── Dataset extract ──
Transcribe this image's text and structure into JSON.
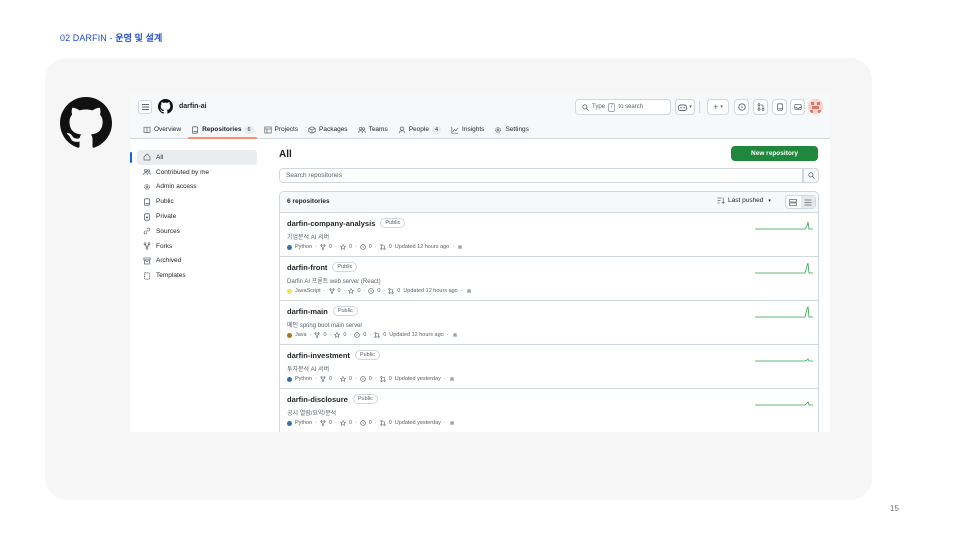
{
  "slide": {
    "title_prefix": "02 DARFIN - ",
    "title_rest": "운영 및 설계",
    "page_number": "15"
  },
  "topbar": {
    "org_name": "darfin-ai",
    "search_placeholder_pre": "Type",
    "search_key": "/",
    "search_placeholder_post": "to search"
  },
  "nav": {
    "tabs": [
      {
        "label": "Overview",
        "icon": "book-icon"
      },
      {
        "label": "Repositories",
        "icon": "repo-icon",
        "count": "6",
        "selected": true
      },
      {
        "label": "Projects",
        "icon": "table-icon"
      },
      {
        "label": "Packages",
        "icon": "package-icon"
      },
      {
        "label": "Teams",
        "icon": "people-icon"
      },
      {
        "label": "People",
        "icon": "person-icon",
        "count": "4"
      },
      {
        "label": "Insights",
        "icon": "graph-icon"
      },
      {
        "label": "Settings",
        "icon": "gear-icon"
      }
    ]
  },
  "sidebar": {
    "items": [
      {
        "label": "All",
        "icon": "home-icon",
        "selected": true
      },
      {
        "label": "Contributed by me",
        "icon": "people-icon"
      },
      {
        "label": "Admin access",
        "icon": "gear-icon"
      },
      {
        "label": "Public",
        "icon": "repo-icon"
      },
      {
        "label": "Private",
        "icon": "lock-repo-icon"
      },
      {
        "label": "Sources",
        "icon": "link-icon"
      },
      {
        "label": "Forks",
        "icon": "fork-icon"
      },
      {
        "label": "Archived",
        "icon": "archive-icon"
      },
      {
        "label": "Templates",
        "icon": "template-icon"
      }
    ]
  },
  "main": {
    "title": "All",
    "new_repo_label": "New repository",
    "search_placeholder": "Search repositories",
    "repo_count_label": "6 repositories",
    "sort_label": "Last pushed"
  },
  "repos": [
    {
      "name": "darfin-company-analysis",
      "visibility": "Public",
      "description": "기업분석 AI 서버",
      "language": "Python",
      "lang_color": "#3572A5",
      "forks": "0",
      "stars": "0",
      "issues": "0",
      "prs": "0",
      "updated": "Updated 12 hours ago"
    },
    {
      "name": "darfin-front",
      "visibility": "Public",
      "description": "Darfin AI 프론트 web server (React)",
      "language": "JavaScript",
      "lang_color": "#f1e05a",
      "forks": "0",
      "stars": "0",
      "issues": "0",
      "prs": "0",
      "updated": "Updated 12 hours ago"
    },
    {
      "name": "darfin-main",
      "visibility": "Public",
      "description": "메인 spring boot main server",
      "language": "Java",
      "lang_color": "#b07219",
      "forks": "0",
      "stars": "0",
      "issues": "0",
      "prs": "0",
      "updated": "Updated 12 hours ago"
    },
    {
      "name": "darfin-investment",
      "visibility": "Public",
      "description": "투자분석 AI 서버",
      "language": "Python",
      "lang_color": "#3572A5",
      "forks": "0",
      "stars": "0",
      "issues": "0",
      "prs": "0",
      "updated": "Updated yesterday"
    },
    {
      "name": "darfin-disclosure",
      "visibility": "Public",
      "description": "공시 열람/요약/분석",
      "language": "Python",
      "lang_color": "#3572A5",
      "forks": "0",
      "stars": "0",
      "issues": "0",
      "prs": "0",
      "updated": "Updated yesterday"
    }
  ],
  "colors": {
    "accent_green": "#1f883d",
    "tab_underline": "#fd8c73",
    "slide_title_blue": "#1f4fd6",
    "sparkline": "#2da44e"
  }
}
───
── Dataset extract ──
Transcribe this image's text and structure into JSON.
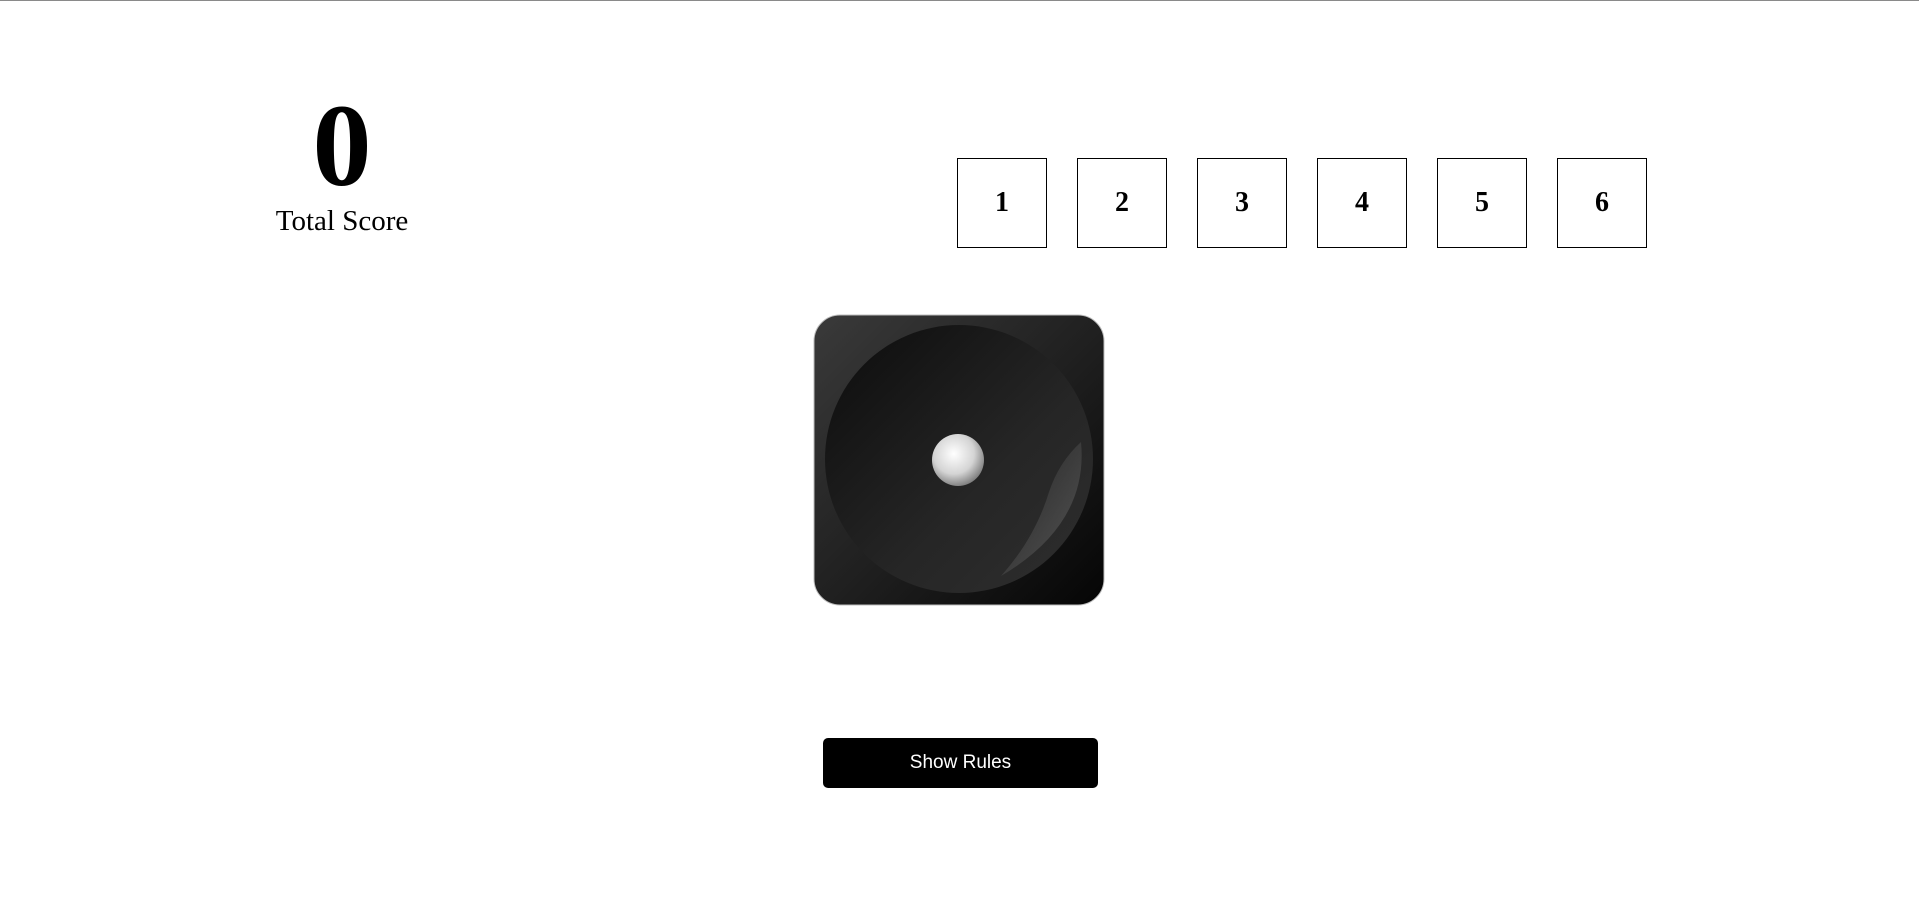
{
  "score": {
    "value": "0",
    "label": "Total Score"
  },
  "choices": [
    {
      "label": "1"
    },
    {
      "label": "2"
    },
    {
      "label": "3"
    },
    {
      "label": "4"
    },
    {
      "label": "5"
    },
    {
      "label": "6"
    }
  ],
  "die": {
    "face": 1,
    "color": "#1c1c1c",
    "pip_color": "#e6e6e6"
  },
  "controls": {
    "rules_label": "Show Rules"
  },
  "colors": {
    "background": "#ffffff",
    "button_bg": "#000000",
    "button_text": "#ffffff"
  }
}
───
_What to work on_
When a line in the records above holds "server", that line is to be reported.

_Solution to this exercise_
      "description": "Darfin AI 프론트 web server (React)",
      "description": "메인 spring boot main server",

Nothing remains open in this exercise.